Angelo del Maino - Massacre of the Innocents
Post #943 • January 23, 2007, 12:40 PM • 10 Comments
Donatello to Giambologna at the MFA has interesting origins. Photographs from the early 1900s, depicting the European sculpture hall at the old MFA location at Copley Square, adorn the entrance. In them you can see masterpieces placed alongside plaster copies, including highly elaborate ones, such as a full-scale reproduction of a Giovanni Pisano pulpit. Since that time the museum has made an effort, albeit a seemingly scattered one, to augment its holdings of originals, but much of it lay in storage and relative neglect until the recent efforts of Marietta Cambareri, a curator who came to the MFA from the Getty several years ago. She set out to assess the collection of Italian Renaissance sculptural works, unclear at the beginning whether a viable show could come out of it. In the process, she came upon a John the Baptist with a bag over its head and soiled with everything from dust to wasp nests. Once cleaned (under the direction of conservation expert Abby Hykin) and researched, it had a convincing appearance and provenance as a work by Giovanni Francesco Rustici, who was friendly with Leonardo.
So the exhibition has an exquisite Donatello low relief, folky maiolica religious figurines, and a few dubious efforts of likely 19th Century origins. In short, with scholarly intents, it sets out masterpieces with what we might now call middle-market works, with a few frankly bogus objects. Cambareri deliberately and rightly excluded painting from the show, thereby achieving thorough coverage of three-dimensional objects from the Italian Renaissance, meant to adorn everything from church niches to dinner tables.
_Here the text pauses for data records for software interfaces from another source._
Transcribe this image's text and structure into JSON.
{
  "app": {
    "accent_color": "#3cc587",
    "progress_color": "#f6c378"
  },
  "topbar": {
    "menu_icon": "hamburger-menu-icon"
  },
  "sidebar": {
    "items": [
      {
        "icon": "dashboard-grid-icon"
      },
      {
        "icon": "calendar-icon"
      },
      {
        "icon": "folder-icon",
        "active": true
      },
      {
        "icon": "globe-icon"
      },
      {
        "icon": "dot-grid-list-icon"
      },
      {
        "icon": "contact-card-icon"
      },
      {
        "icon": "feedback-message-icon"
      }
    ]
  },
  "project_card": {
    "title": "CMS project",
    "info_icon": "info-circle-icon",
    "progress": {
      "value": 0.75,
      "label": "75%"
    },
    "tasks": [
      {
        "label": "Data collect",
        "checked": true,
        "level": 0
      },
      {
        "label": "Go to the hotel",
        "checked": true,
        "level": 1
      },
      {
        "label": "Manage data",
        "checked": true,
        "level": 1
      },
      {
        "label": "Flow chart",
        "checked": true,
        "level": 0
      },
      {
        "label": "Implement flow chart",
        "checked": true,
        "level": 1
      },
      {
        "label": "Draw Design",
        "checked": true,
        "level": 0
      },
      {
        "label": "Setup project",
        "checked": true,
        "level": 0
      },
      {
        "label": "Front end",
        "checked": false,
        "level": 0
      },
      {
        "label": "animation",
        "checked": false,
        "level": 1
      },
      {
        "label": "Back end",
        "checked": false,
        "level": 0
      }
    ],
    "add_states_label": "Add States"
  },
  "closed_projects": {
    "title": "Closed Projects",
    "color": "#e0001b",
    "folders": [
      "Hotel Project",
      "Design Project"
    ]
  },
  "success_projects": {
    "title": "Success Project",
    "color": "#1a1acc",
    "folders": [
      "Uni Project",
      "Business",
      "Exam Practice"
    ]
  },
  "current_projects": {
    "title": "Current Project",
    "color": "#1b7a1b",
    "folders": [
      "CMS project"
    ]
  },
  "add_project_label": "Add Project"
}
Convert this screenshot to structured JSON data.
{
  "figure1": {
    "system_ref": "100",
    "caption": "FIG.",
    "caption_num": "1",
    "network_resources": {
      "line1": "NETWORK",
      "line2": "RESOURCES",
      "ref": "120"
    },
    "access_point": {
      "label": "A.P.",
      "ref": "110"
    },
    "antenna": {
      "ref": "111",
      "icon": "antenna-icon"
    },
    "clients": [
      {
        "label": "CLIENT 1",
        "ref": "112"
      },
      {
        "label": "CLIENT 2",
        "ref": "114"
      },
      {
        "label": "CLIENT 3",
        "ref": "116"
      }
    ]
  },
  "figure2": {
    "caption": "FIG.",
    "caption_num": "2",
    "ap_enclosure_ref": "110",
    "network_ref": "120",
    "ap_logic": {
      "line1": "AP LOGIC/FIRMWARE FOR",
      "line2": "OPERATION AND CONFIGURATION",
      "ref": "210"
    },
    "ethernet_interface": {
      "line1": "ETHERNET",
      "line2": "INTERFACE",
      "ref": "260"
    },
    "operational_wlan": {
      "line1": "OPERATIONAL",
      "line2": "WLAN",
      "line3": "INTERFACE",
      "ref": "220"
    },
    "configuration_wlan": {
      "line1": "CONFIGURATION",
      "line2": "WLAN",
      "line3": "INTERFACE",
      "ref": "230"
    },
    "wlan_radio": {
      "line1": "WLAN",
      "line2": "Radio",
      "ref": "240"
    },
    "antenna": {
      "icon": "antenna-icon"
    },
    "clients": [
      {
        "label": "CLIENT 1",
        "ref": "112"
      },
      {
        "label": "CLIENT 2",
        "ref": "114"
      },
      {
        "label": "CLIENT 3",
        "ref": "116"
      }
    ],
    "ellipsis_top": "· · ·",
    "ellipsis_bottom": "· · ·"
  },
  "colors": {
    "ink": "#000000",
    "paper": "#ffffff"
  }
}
One work by Giovanni Angelo del Maino represents high accomplishment in Lombard wood sculpture, in which the region specialized. The artist carved all the figures from a single block, excepting one held in by 16th Century nails, indicating an early repair. He uses the coloring method favored in Lombardy, in which one applies gilding to the wood, paints it, and scratches the color to reveal the gold in places. The architecture sets up a narrative using, essentially, comic panels, read counterclockwise. Here's a link to the backstory for the uninitiated.